(STUDY MATERIAL begins)

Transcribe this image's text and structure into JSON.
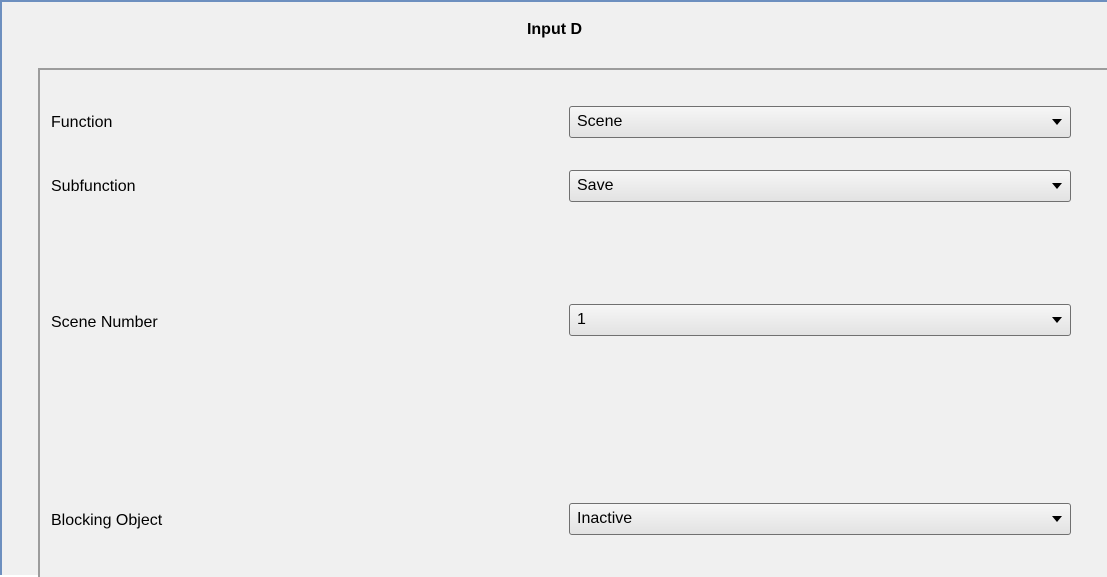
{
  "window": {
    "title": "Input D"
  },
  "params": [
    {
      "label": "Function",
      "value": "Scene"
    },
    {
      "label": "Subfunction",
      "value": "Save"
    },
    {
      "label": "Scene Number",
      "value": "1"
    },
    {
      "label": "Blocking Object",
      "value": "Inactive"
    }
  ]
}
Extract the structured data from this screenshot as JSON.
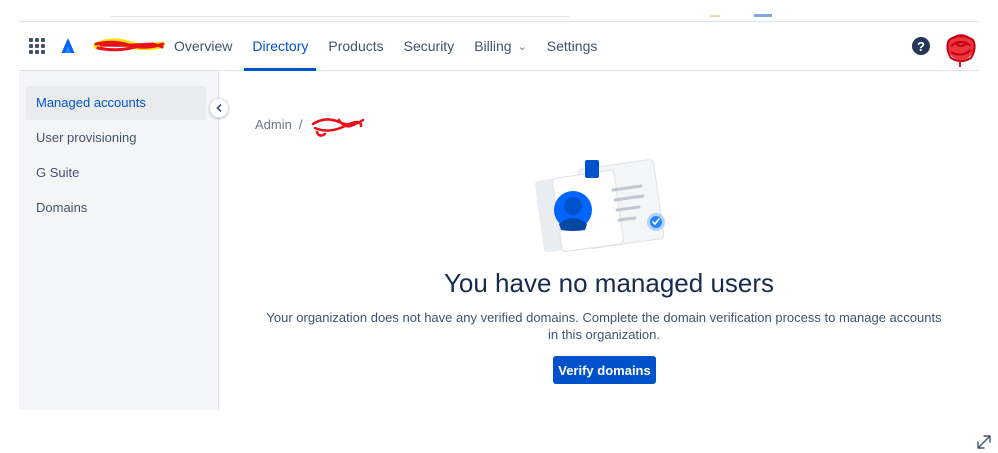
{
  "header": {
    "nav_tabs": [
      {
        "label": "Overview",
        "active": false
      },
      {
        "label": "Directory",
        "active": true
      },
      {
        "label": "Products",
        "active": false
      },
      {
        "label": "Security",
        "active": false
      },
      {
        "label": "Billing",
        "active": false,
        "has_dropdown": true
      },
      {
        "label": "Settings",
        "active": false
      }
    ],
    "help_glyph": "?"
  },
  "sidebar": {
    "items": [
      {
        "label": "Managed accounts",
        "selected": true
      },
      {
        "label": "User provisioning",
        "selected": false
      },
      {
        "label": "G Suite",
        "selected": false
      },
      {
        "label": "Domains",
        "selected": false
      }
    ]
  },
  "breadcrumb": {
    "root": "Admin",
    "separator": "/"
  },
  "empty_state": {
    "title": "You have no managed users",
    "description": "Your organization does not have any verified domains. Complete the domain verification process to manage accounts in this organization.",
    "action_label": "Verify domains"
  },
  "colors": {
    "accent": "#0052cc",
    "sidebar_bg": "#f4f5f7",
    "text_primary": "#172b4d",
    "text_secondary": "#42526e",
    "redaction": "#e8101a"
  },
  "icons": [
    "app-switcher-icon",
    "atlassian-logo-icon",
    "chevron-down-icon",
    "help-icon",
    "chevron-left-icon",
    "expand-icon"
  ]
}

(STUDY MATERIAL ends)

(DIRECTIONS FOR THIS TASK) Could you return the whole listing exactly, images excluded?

(OUTPUT OF THE TASK)
Transcribe this image's text and structure into JSON.
{
  "window": {
    "title": "Input D"
  },
  "params": [
    {
      "label": "Function",
      "value": "Scene"
    },
    {
      "label": "Subfunction",
      "value": "Save"
    },
    {
      "label": "Scene Number",
      "value": "1"
    },
    {
      "label": "Blocking Object",
      "value": "Inactive"
    }
  ]
}
Extract the structured data from this screenshot as JSON.
{
  "header": {
    "nav_tabs": [
      {
        "label": "Overview",
        "active": false
      },
      {
        "label": "Directory",
        "active": true
      },
      {
        "label": "Products",
        "active": false
      },
      {
        "label": "Security",
        "active": false
      },
      {
        "label": "Billing",
        "active": false,
        "has_dropdown": true
      },
      {
        "label": "Settings",
        "active": false
      }
    ],
    "help_glyph": "?"
  },
  "sidebar": {
    "items": [
      {
        "label": "Managed accounts",
        "selected": true
      },
      {
        "label": "User provisioning",
        "selected": false
      },
      {
        "label": "G Suite",
        "selected": false
      },
      {
        "label": "Domains",
        "selected": false
      }
    ]
  },
  "breadcrumb": {
    "root": "Admin",
    "separator": "/"
  },
  "empty_state": {
    "title": "You have no managed users",
    "description": "Your organization does not have any verified domains. Complete the domain verification process to manage accounts in this organization.",
    "action_label": "Verify domains"
  },
  "colors": {
    "accent": "#0052cc",
    "sidebar_bg": "#f4f5f7",
    "text_primary": "#172b4d",
    "text_secondary": "#42526e",
    "redaction": "#e8101a"
  },
  "icons": [
    "app-switcher-icon",
    "atlassian-logo-icon",
    "chevron-down-icon",
    "help-icon",
    "chevron-left-icon",
    "expand-icon"
  ]
}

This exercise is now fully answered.